Instead, they keep working to share how notions of preservation have expanded. They also host classes on preservation techniques. Some have even gone so far as to jump into the real estate market, buying and renovating structures in order to save them.
These are noble efforts, to be sure, but I can’t help but think that we need to get further ahead of the issue, such that we build the idea of preservation into a structure from the beginning. For decades in the United States, we have lived with the thought that buildings are supposed to be disposable. Why don’t we flip that thought on its head? Why not design a building that is meant to last 500 years?
Sounds implausible, eh? There are manor houses in England that are over 600 years old. Do I need to mention the pyramids? We can do this, make this a challenge for architects and engineers. Surely, they would like to have their creations last longer than a century.
Generations of the public could serve to ensure the 500-year building indeed lasts 500 years. Give the building a noticeable cornerstone and under the date inscribe an explanation of the goal for the building to exist for 500 years (or more!). Ask the public to protect the building from the beginning. That’s getting well ahead of the wrecking ball.

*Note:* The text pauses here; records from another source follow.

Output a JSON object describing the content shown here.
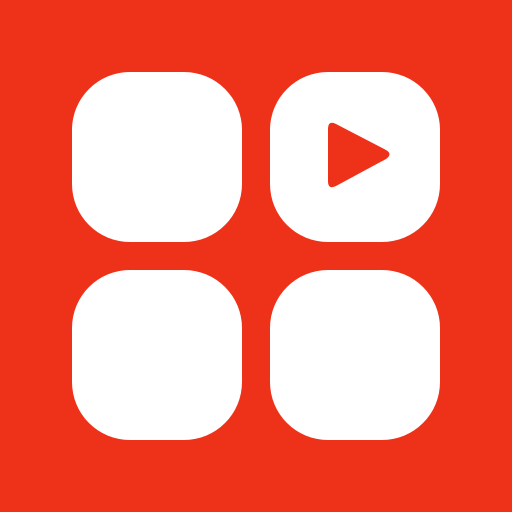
{
  "app_icon": {
    "icon_name": "video-grid-app-icon",
    "background_color": "#EE3219",
    "tile_color": "#FFFFFF",
    "play_color": "#EE3219",
    "tiles": [
      {
        "name": "grid-tile-top-left",
        "has_play": false
      },
      {
        "name": "grid-tile-top-right",
        "has_play": true
      },
      {
        "name": "grid-tile-bottom-left",
        "has_play": false
      },
      {
        "name": "grid-tile-bottom-right",
        "has_play": false
      }
    ]
  }
}
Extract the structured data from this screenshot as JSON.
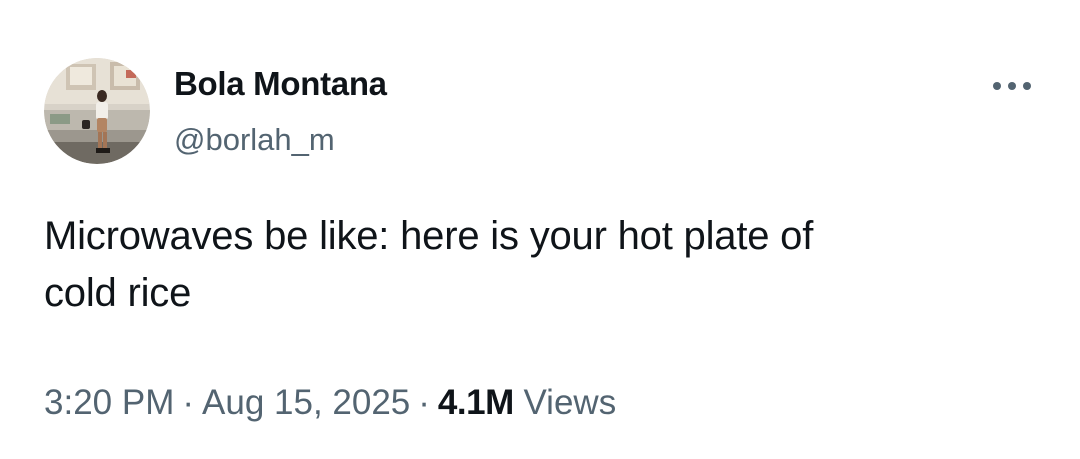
{
  "tweet": {
    "author": {
      "display_name": "Bola Montana",
      "handle": "@borlah_m",
      "avatar_icon": "profile-photo"
    },
    "more_icon": "more-horizontal-icon",
    "text_lines": [
      "Microwaves be like: here is your hot plate of",
      "cold rice"
    ],
    "meta": {
      "time": "3:20 PM",
      "separator": "·",
      "date": "Aug 15, 2025",
      "views_count": "4.1M",
      "views_label": "Views"
    }
  },
  "colors": {
    "text_primary": "#0f1419",
    "text_secondary": "#536471",
    "background": "#ffffff"
  }
}
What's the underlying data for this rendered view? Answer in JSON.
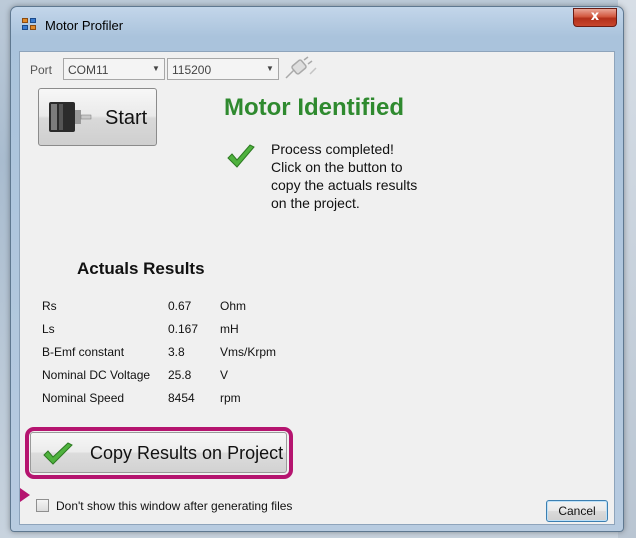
{
  "window": {
    "title": "Motor Profiler",
    "close_glyph": "x"
  },
  "connection": {
    "port_label": "Port",
    "port_value": "COM11",
    "baud_value": "115200",
    "connect_icon": "plug-icon"
  },
  "start": {
    "label": "Start",
    "icon": "motor-icon"
  },
  "status": {
    "title": "Motor Identified",
    "title_color": "#2f8a2f",
    "icon": "check-icon",
    "message_lines": [
      "Process completed!",
      "Click on the button to",
      "copy the actuals results",
      "on the project."
    ]
  },
  "results": {
    "title": "Actuals Results",
    "rows": [
      {
        "name": "Rs",
        "value": "0.67",
        "unit": "Ohm"
      },
      {
        "name": "Ls",
        "value": "0.167",
        "unit": "mH"
      },
      {
        "name": "B-Emf constant",
        "value": "3.8",
        "unit": "Vms/Krpm"
      },
      {
        "name": "Nominal DC Voltage",
        "value": "25.8",
        "unit": "V"
      },
      {
        "name": "Nominal Speed",
        "value": "8454",
        "unit": "rpm"
      }
    ]
  },
  "copy_button": {
    "label": "Copy Results on Project",
    "highlight_color": "#b5146f"
  },
  "footer": {
    "checkbox_label": "Don't show this window after generating files",
    "checkbox_checked": false,
    "cancel_label": "Cancel"
  }
}
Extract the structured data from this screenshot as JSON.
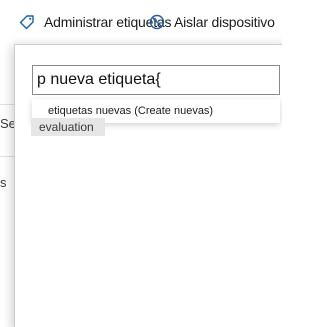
{
  "toolbar": {
    "manage_tags_label": "Administrar etiquetas",
    "manage_tags_icon": "tag-icon",
    "isolate_device_label": "Aislar dispositivo",
    "isolate_device_icon": "block-icon"
  },
  "background": {
    "left_fragment_1": "Se",
    "left_fragment_2": "s",
    "tag_chip": "evaluation"
  },
  "tag_panel": {
    "search_value": "p nueva etiqueta{",
    "suggestion": "etiquetas nuevas (Create nuevas)"
  }
}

What sort of features would a building have to have in order to last 500 years?
I have been thinking about this from the standpoint of an historian, futurist and novice home renovator, not as an architect or engineer. Here are the qualities I think a 500-year building would have to have:
- Sturdy fireproof construction with long-lasting exterior and structural materials (stone, brick, metal, concrete)
- Has to accommodate many types of uses over time (housing, business, etc.)
- Has to be easy to modify in order to accommodate a variety of uses and technological advances (not just walls, but electrical, plumbing & HVAC systems)
- Durable flooring
- Careful siting of the structure (This building probably should not be placed on a coast that is due to experience flooding, unless flooding is factored into the structure.) – needs to be situated to take advantage of natural resources, like sunlight, shade & etc.
- Designed to accommodate a variety of disabilities (If the building has multiple floors, how is an elevator going to remain operational for 500 years?)
- Designed for minimal maintenance (There are too many stories about deferred maintenance being the ruin of historic buildings. The 500-year building needs to be able to withstand periods of non-use.)
- Do not make the building over-sized (Owners of large, centuries-old, manor houses in England are now having difficulty raising the money necessary to keep up their homes. Giant abandoned industrial complexes and department stores are difficult for communities to fill when a business moves out or goes bankrupt.)
- Design an attractive or distinctive building so that the public grows to love it, thus giving them pause during conversations about demolition
What other qualities should a 500-year building have? Please weigh in in the comments.
In thinking about designing a structure to last well beyond our lifetime, consider the design challenges of creating signage for nuclear waste facilities, which have to warn people of their dangers for 10,000 years. Compared to that, designing a 500-year building ought to be a snap.